For most digitally native brands, a retail concept is nothing more than a pop-up shop in a major city, but for Untuckit’s co-founder and CEO Aaron Sanandres, a modern retail strategy demands a permanent physical footprint.
“We started Untuckit with the vision of providing a better-looking, casual shirt,” said Sanandres. “We initially thought we were going to be marketing to millennials; we didn’t realize we would strike a chord with such a broad demographic. The challenge for us had always been, ‘How do we cater to such a broad demo from a marketing perspective or a communications perspective, without diluting who we are?’ One thing we learned is that, across this demographic, there are people that just don’t engage with brands unless they have a physical footprint. It was either from this skepticism of digitally native brands, or it was because they wanted to touch and feel the product before purchasing it. So we knew pretty early on that we needed a physical outlet for this cohort.”
Untuckit now boasts 50 retail doors across the United States and Canada. For Sanandres, it is vital to meet the consumers where they are. That’s why you can also find an Untuckit shop on Amazon, which operates more like an outlet and is used to sell products that are from seasons past.
On this week’s episode of The Glossy Podcast, Hilary Milnes sits down with Sanandres live at the NRF Big Show to discuss how customer data is being used to improve in-store experiences, what his approach is to selling on Amazon and why retailers need a physical footprint. Edited highlights below.
Using data to personalize the in-store experience

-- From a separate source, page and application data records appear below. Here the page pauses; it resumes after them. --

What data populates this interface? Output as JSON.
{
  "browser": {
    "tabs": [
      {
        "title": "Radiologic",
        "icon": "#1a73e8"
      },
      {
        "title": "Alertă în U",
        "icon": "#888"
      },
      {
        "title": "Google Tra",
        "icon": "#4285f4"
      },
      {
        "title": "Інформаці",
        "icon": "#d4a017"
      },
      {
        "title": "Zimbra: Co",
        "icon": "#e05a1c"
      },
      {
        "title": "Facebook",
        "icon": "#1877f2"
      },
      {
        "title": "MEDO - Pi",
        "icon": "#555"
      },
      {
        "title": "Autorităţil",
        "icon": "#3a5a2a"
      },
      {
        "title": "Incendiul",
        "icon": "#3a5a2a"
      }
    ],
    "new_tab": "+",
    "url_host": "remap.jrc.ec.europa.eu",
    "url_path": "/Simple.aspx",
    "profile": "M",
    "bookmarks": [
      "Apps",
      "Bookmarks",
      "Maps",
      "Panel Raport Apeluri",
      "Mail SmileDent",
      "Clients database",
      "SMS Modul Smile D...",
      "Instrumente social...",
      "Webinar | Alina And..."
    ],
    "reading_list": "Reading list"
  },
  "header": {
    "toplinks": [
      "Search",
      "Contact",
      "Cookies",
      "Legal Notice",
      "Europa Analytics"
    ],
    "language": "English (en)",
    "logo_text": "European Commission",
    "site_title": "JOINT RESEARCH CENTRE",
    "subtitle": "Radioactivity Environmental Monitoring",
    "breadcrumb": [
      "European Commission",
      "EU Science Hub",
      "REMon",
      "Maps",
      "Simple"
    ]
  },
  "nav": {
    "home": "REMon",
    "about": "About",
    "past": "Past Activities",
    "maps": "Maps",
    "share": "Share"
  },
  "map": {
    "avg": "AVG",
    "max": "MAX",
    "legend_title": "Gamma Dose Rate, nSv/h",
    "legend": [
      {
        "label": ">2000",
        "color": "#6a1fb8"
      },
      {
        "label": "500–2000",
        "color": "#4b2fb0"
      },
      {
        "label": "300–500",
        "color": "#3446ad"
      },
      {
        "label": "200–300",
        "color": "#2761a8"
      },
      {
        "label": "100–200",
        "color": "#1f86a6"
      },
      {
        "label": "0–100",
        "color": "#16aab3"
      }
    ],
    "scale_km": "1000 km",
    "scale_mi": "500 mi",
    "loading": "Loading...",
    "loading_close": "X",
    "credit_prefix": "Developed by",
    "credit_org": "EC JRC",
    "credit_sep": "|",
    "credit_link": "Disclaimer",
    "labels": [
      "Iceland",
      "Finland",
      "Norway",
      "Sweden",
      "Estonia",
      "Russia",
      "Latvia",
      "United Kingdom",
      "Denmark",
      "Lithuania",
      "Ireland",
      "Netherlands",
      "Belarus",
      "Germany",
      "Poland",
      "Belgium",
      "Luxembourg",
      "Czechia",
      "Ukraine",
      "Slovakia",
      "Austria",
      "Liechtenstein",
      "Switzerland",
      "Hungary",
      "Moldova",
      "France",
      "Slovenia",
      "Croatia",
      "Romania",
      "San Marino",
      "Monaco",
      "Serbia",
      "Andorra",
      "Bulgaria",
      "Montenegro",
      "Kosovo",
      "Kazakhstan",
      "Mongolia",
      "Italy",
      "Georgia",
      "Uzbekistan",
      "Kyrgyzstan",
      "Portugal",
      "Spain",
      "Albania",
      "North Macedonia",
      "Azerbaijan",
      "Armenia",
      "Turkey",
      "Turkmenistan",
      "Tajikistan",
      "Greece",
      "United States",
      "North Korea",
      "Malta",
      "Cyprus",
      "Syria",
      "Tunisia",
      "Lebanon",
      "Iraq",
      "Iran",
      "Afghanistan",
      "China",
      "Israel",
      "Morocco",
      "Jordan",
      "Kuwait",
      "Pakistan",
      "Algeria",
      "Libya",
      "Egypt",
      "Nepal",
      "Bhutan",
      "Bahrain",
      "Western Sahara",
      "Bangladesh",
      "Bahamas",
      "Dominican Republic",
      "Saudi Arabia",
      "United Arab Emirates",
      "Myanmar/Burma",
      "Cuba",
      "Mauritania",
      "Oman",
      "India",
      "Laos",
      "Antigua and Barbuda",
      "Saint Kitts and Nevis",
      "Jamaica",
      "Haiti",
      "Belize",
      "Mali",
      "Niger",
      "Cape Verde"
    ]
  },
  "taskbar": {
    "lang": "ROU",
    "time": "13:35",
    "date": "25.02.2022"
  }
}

“So there are two parts to [personalizing the in-store experience]: There’s the feedback, like how does our merchandising team know what’s transacting in the stores and online? Today, we’re pretty good at collecting all of that information and dumping it into one data warehouse. From a merch perspective, some of that is pretty easy, where they can see what’s selling out of the store so they can know what to stack. There’s a lot of online learnings they can take and apply to our stores. Having a fuller picture of the customer who comes into your store is just something we haven’t had the ability to do in the past. That’s something now, where we’re building out these point of sale platforms that are able to tell you, ‘Hilary, you’ve shopped in these five stores and [you’ve bought] this online,’ and it brings that to the store associate, who can finally engage with the customer in a way that’s personalized and curated, but not creepy. What we’re able to do with the 360-degree view of the customer in store, in terms of having a more personalized experience, is exciting.”

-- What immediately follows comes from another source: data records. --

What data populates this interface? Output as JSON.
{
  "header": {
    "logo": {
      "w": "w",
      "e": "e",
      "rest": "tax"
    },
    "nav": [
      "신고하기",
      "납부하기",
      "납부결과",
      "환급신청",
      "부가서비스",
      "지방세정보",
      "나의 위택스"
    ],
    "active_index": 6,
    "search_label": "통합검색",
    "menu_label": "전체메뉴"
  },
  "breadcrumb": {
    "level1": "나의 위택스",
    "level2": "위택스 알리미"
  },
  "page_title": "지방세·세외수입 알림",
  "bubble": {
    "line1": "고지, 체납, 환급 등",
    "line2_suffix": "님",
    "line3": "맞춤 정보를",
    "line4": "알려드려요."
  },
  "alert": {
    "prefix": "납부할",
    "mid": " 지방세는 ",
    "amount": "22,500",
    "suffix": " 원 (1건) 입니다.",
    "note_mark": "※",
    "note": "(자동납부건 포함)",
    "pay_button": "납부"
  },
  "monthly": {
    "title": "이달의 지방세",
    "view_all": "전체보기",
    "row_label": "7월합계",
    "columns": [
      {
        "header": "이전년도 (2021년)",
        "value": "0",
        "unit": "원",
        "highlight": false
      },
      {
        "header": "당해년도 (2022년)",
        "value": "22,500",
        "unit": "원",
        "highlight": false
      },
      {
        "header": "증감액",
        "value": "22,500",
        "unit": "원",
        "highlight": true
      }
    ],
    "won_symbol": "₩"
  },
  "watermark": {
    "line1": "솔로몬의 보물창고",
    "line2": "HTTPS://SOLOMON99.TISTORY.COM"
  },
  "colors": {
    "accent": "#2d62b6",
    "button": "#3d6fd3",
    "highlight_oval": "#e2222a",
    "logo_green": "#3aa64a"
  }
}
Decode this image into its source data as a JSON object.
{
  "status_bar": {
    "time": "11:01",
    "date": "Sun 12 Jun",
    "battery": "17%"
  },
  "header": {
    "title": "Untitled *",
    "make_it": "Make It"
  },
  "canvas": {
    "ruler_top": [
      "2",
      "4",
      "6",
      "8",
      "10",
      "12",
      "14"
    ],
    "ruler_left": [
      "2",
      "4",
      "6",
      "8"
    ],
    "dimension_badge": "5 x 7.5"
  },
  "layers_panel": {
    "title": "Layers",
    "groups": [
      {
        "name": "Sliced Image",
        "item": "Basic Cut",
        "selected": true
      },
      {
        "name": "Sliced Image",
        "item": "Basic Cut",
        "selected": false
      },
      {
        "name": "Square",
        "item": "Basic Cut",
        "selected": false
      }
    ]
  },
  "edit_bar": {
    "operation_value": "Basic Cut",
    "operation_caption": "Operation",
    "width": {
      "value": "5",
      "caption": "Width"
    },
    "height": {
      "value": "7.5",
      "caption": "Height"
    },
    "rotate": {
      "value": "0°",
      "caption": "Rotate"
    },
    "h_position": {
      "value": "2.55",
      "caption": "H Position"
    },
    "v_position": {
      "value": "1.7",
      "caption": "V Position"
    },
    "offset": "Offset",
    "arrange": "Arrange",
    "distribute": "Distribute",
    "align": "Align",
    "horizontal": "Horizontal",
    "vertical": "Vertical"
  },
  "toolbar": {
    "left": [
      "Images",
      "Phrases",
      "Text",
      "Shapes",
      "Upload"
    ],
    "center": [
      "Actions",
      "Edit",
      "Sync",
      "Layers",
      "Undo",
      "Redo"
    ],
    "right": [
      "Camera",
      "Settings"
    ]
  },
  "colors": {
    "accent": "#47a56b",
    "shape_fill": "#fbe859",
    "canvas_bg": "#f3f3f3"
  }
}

Untuckit’s Amazon strategy
“We do sell on Amazon. It’s not that they came knocking, but we ended up taking some of our broken styles or last-season items and putting them on Amazon to use like an outlet. We don’t do anything material on Amazon as a company — overall, it’s a very small percentage of our business. The relationship is we pay them a fulfillment fee, so if you go on Amazon and look for us, you’ll find an Untuckit store that is managed and fulfilled by Amazon. It’s enough product to keep the store interesting, and the fortunate thing about our business is we’re not seasonal, so when I say ‘last season,’ it could just be a black-and-white gingham shirt with thicker lines than this season. We also try to keep pricing the same. In fact, you just can’t have anything that’s less expensive on your site than on Amazon. There’s always pricing parity between the two. At this point, we don’t want to be distributing through some of the other discount retailers who pick up excess inventory, and fortunately we’ve been able to manage inventory in a way that we haven’t had to.”
Modern retail requires a physical footprint

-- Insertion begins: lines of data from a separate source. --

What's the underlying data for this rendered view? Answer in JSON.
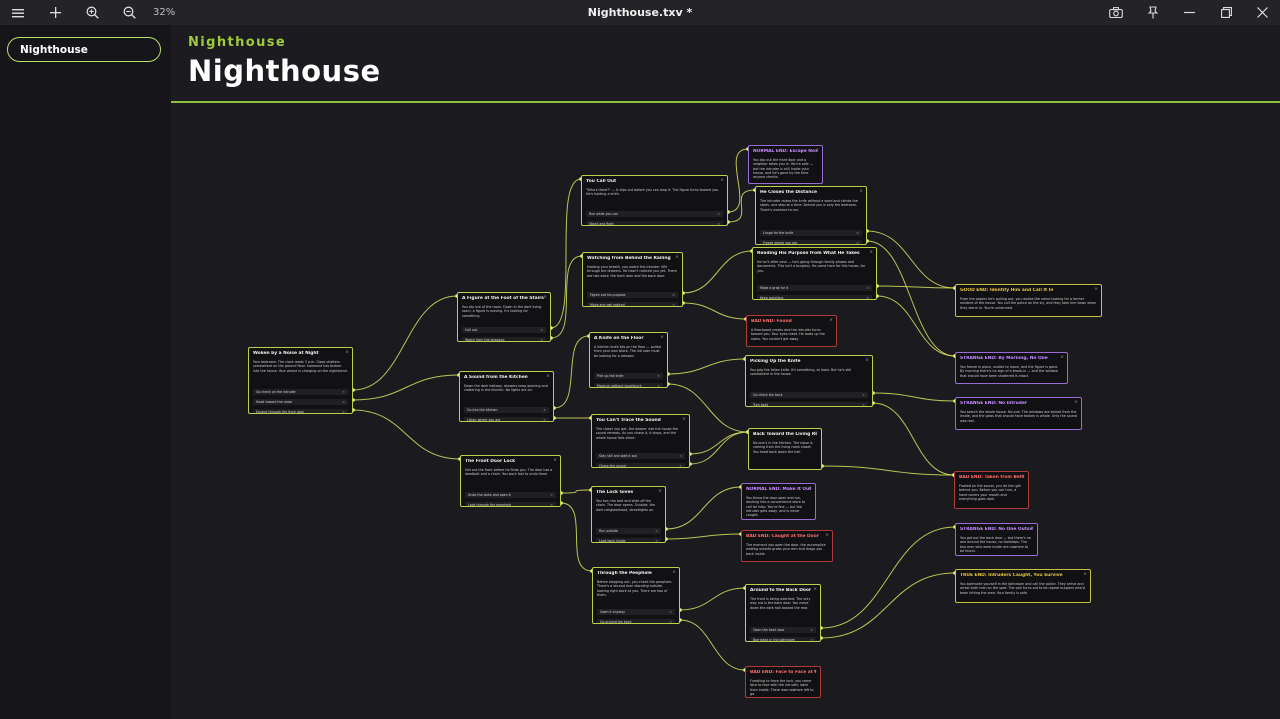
{
  "window": {
    "title": "Nighthouse.txv *",
    "zoom": "32%"
  },
  "toolbar": {
    "icons": [
      "menu-icon",
      "plus-icon",
      "zoom-in-icon",
      "zoom-out-icon",
      "camera-icon",
      "pin-icon",
      "minimize-icon",
      "restore-icon",
      "close-icon"
    ]
  },
  "sidebar": {
    "items": [
      {
        "label": "Nighthouse"
      }
    ]
  },
  "header": {
    "subtitle": "Nighthouse",
    "title": "Nighthouse"
  },
  "colors": {
    "accent": "#9ecb3c",
    "node_border": "#b8d245",
    "edge": "#d8e060",
    "normal_end": "#c58cff",
    "bad_end": "#ff6a6a",
    "good_end": "#e8c640",
    "strange_end": "#c58cff",
    "true_end": "#e8c640"
  },
  "nodes": [
    {
      "id": "n1",
      "kind": "story",
      "title": "Woken by a Noise at Night",
      "body": "Your bedroom. The clock reads 3 a.m. Glass shatters somewhere on the ground floor. Someone has broken into the house. Your phone is charging on the nightstand.",
      "choices": [
        "Go check on the intruder",
        "Head toward the noise",
        "Escape through the front door"
      ]
    },
    {
      "id": "n2",
      "kind": "story",
      "title": "A Figure at the Foot of the Stairs",
      "body": "You slip out of the room. Down in the dark living room, a figure is moving. It's looking for something.",
      "choices": [
        "Call out",
        "Watch from the shadows"
      ]
    },
    {
      "id": "n3",
      "kind": "story",
      "title": "A Sound from the Kitchen",
      "body": "Down the dark hallway, drawers keep opening and clattering in the kitchen. No lights are on.",
      "choices": [
        "Go into the kitchen",
        "Listen where you are"
      ]
    },
    {
      "id": "n4",
      "kind": "story",
      "title": "The Front Door Lock",
      "body": "Get out the front before he finds you. The door has a deadbolt and a chain. You work fast to undo them.",
      "choices": [
        "Undo the locks and open it",
        "Look through the peephole"
      ]
    },
    {
      "id": "n5",
      "kind": "story",
      "title": "You Call Out",
      "body": "\"Who's there?\" — It slips out before you can stop it. The figure turns toward you. He's holding a knife.",
      "choices": [
        "Run while you can",
        "Stand and fight"
      ]
    },
    {
      "id": "n6",
      "kind": "story",
      "title": "Watching from Behind the Railing",
      "body": "Holding your breath, you watch the intruder rifle through the drawers. He hasn't noticed you yet. There are two exits: the front door and the back door.",
      "choices": [
        "Figure out his purpose",
        "Move and get noticed"
      ]
    },
    {
      "id": "n7",
      "kind": "story",
      "title": "A Knife on the Floor",
      "body": "A kitchen knife lies on the floor — pulled from your own block. The intruder must be looking for a weapon.",
      "choices": [
        "Pick up the knife",
        "Move on without touching it"
      ]
    },
    {
      "id": "n8",
      "kind": "story",
      "title": "You Can't Trace the Sound",
      "body": "The closer you get, the deeper into the house the sound retreats. As you chase it, it stops, and the whole house falls silent.",
      "choices": [
        "Stay still and wait it out",
        "Chase the sound"
      ]
    },
    {
      "id": "n9",
      "kind": "story",
      "title": "The Lock Gives",
      "body": "You turn the bolt and slide off the chain. The door opens. Outside, the dark neighborhood, streetlights on.",
      "choices": [
        "Run outside",
        "Look back inside"
      ]
    },
    {
      "id": "n10",
      "kind": "story",
      "title": "Through the Peephole",
      "body": "Before stepping out, you check the peephole. There's a second man standing outside, looking right back at you. There are two of them.",
      "choices": [
        "Open it anyway",
        "Go around the back"
      ]
    },
    {
      "id": "n11",
      "kind": "normal",
      "title": "NORMAL END: Escape Next Do",
      "body": "You slip out the front door and a neighbor takes you in. You're safe — but the intruder is still inside your house, and he's gone by the time anyone checks.",
      "choices": []
    },
    {
      "id": "n12",
      "kind": "story",
      "title": "He Closes the Distance",
      "body": "The intruder raises the knife without a word and climbs the stairs, one step at a time. Behind you is only the bedroom. There's nowhere to run.",
      "choices": [
        "Lunge for the knife",
        "Freeze where you are"
      ]
    },
    {
      "id": "n13",
      "kind": "story",
      "title": "Reading His Purpose from What He Takes",
      "body": "He isn't after cash — he's going through family photos and documents. This isn't a burglary. He came here for this house, for you.",
      "choices": [
        "Make a grab for it",
        "Keep watching"
      ]
    },
    {
      "id": "n14",
      "kind": "bad",
      "title": "BAD END: Found",
      "body": "A floorboard creaks and the intruder turns toward you. Your eyes meet. He looks up the stairs. You couldn't get away.",
      "choices": []
    },
    {
      "id": "n15",
      "kind": "story",
      "title": "Picking Up the Knife",
      "body": "You grip the fallen knife. It's something, at least. But he's still somewhere in the house.",
      "choices": [
        "Go check the back",
        "Turn back"
      ]
    },
    {
      "id": "n16",
      "kind": "story",
      "title": "Back Toward the Living Room",
      "body": "No one's in the kitchen. The noise is coming from the living room closet. You head back down the hall.",
      "choices": []
    },
    {
      "id": "n17",
      "kind": "normal",
      "title": "NORMAL END: Make It Outside",
      "body": "You throw the door open and run, dashing into a convenience store to call for help. You're fine — but the intruder gets away, and is never caught.",
      "choices": []
    },
    {
      "id": "n18",
      "kind": "bad",
      "title": "BAD END: Caught at the Door",
      "body": "The moment you open the door, the accomplice waiting outside grabs your arm and drags you back inside.",
      "choices": []
    },
    {
      "id": "n19",
      "kind": "story",
      "title": "Around to the Back Door",
      "body": "The front is being watched. The only way out is the back door. You move down the dark hall toward the rear.",
      "choices": [
        "Open the back door",
        "Barricade in the bathroom"
      ]
    },
    {
      "id": "n20",
      "kind": "bad",
      "title": "BAD END: Face to Face at the E",
      "body": "Fumbling to force the lock, you come face to face with the intruder, back from inside. There was nowhere left to go.",
      "choices": []
    },
    {
      "id": "n21",
      "kind": "good",
      "title": "GOOD END: Identify Him and Call It In",
      "body": "From the papers he's pulling out, you realize the name looking for a former resident of the house. You call the police on the sly, and they take him down when they storm in. You're unharmed.",
      "choices": []
    },
    {
      "id": "n22",
      "kind": "normal",
      "title": "STRANGE END: By Morning, No One",
      "body": "You freeze in place, unable to move, and the figure is gone. By morning there's no sign of a break-in — and the window that should have been shattered is intact.",
      "choices": []
    },
    {
      "id": "n23",
      "kind": "normal",
      "title": "STRANGE END: No Intruder",
      "body": "You search the whole house. No one. The windows are locked from the inside, and the glass that should have broken is whole. Only the sound was real.",
      "choices": []
    },
    {
      "id": "n24",
      "kind": "bad",
      "title": "BAD END: Taken from Behind",
      "body": "Fixated on the sound, you let him get behind you. Before you can turn, a hand covers your mouth and everything goes dark.",
      "choices": []
    },
    {
      "id": "n25",
      "kind": "normal",
      "title": "STRANGE END: No One Outside",
      "body": "You got out the back door — but there's no one around the house, no footsteps. The two men who were inside are nowhere to be found.",
      "choices": []
    },
    {
      "id": "n26",
      "kind": "good",
      "title": "TRUE END: Intruders Caught, You Survive",
      "body": "You barricade yourself in the bathroom and call the police. They arrive and arrest both men on the spot. The pair turns out to be repeat burglars who'd been hitting the area. Your family is safe.",
      "choices": []
    }
  ]
}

“A modern retail strategy includes physical retail, and that will play itself out more and more. You’ll see companies that swore they would never open a physical store start to convert. There’s just too much opportunity to drill down on a single market, which a store allows you to do. A modern physical footprint is omni. Whether it’s five or 50 stores, that’s brand-specific. I think digital still plays a role. People are on their phones more every year and not less, so there’s more opportunity. Some of that will come through things like SMS, but we’ll see how that all plays out. My guess is that you’re going to get more texts from retailers than you did last year.”